Said Parrish, "He sort of has a tendency to come around the ball top-hand heavy. We've worked with him to hit through the ball better - it's the old palm up, palm down thing. He's been working on it every day. It's a habit he's trying to break. It doesn't always work, but he's been doing much better with it. I think that's why you're seeing home runs. He's been capable of that.
"He's a big kid, a strong kid. He hasn't really shown me what he's capable of yet offensively. He's capable of hitting double digits in home runs. He can play in the big leagues defensively."
When told what Parrish, a 15-year major league veteran and a two-time All-Star, said about his ability at shortstop, Dlugach raised his eyebrows and smiled.
"That's a nice compliment coming from him, because he's seen a lot of games," Dlugach said. "I have confidence in what I'm doing out there. I still have some things I need to improve on. I work hard and try to improve on those things." Dlugach said his No. 1 goal this season is to stay injury-free.

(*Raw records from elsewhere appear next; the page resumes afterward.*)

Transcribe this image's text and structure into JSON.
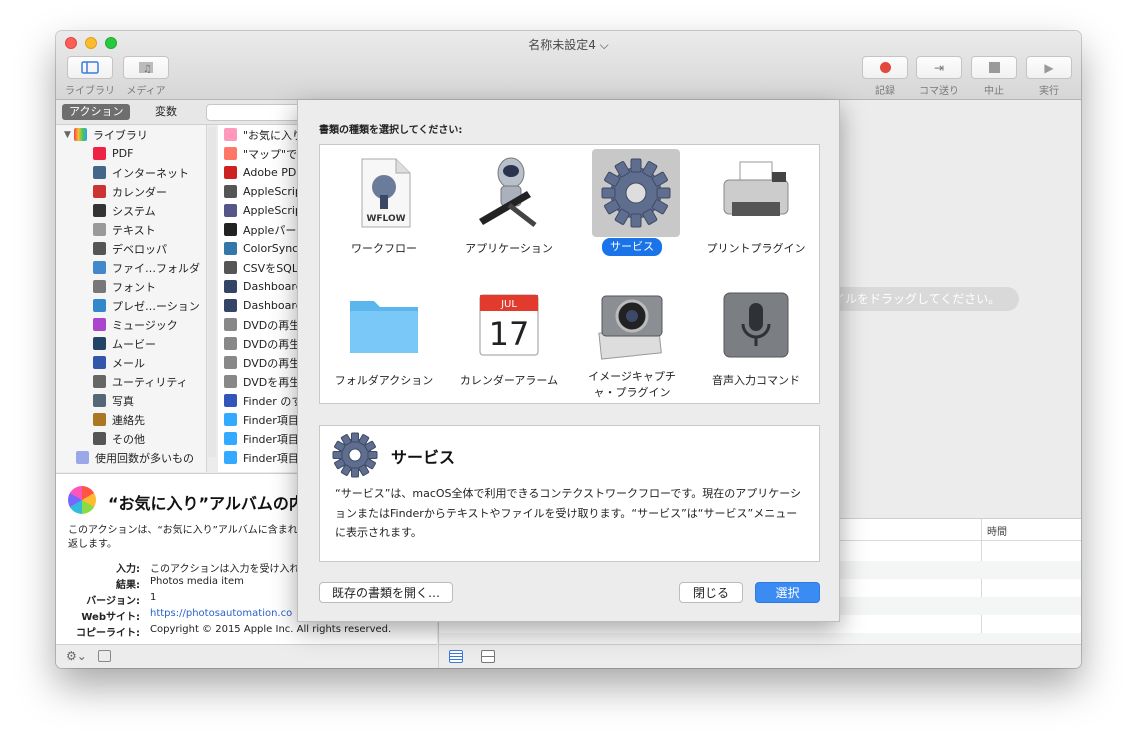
{
  "window": {
    "title": "名称未設定4 ⌵"
  },
  "toolbar": {
    "library": "ライブラリ",
    "media": "メディア",
    "record": "記録",
    "step": "コマ送り",
    "stop": "中止",
    "run": "実行"
  },
  "library_tabs": {
    "actions": "アクション",
    "variables": "変数"
  },
  "library": {
    "root": "ライブラリ",
    "items": [
      "PDF",
      "インターネット",
      "カレンダー",
      "システム",
      "テキスト",
      "デベロッパ",
      "ファイ…フォルダ",
      "フォント",
      "プレゼ…ーション",
      "ミュージック",
      "ムービー",
      "メール",
      "ユーティリティ",
      "写真",
      "連絡先",
      "その他"
    ],
    "frequent": "使用回数が多いもの"
  },
  "actions_list": [
    "\"お気に入り",
    "\"マップ\"で使",
    "Adobe PDF",
    "AppleScript",
    "AppleScrip",
    "Appleパー",
    "ColorSync",
    "CSVをSQL",
    "Dashboard",
    "Dashboard",
    "DVDの再生",
    "DVDの再生",
    "DVDの再生",
    "DVDを再生",
    "Finder のす",
    "Finder項目",
    "Finder項目",
    "Finder項目"
  ],
  "description": {
    "title": "“お気に入り”アルバムの内",
    "text": "このアクションは、“お気に入り”アルバムに含まれ返します。",
    "rows": [
      {
        "k": "入力:",
        "v": "このアクションは入力を受け入れ"
      },
      {
        "k": "結果:",
        "v": "Photos media item"
      },
      {
        "k": "バージョン:",
        "v": "1"
      },
      {
        "k": "Webサイト:",
        "v": "https://photosautomation.co"
      },
      {
        "k": "コピーライト:",
        "v": "Copyright © 2015 Apple Inc. All rights reserved."
      }
    ]
  },
  "workflow": {
    "drag_hint": "イルをドラッグしてください。",
    "log_col": "時間"
  },
  "sheet": {
    "prompt": "書類の種類を選択してください:",
    "types": [
      {
        "label": "ワークフロー",
        "icon": "workflow-icon"
      },
      {
        "label": "アプリケーション",
        "icon": "application-icon"
      },
      {
        "label": "サービス",
        "icon": "service-gear-icon"
      },
      {
        "label": "プリントプラグイン",
        "icon": "printer-icon"
      },
      {
        "label": "フォルダアクション",
        "icon": "folder-icon"
      },
      {
        "label": "カレンダーアラーム",
        "icon": "calendar-icon"
      },
      {
        "label": "イメージキャプチャ・プラグイン",
        "icon": "camera-icon"
      },
      {
        "label": "音声入力コマンド",
        "icon": "microphone-icon"
      }
    ],
    "wflow_text": "WFLOW",
    "cal_month": "JUL",
    "cal_day": "17",
    "selected_title": "サービス",
    "selected_desc": "“サービス”は、macOS全体で利用できるコンテクストワークフローです。現在のアプリケーションまたはFinderからテキストやファイルを受け取ります。“サービス”は“サービス”メニューに表示されます。",
    "open_existing": "既存の書類を開く…",
    "close": "閉じる",
    "choose": "選択"
  },
  "colors": {
    "accent": "#1a73e8",
    "selected_tile": "#c8c8c8"
  }
}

"I feel if I do that, then my other goals - to play hard and have fun - out of those three things, the rest will take care of itself," he said. "I learned a long time ago, you have to take care of what you can take care of and not look ahead or behind you."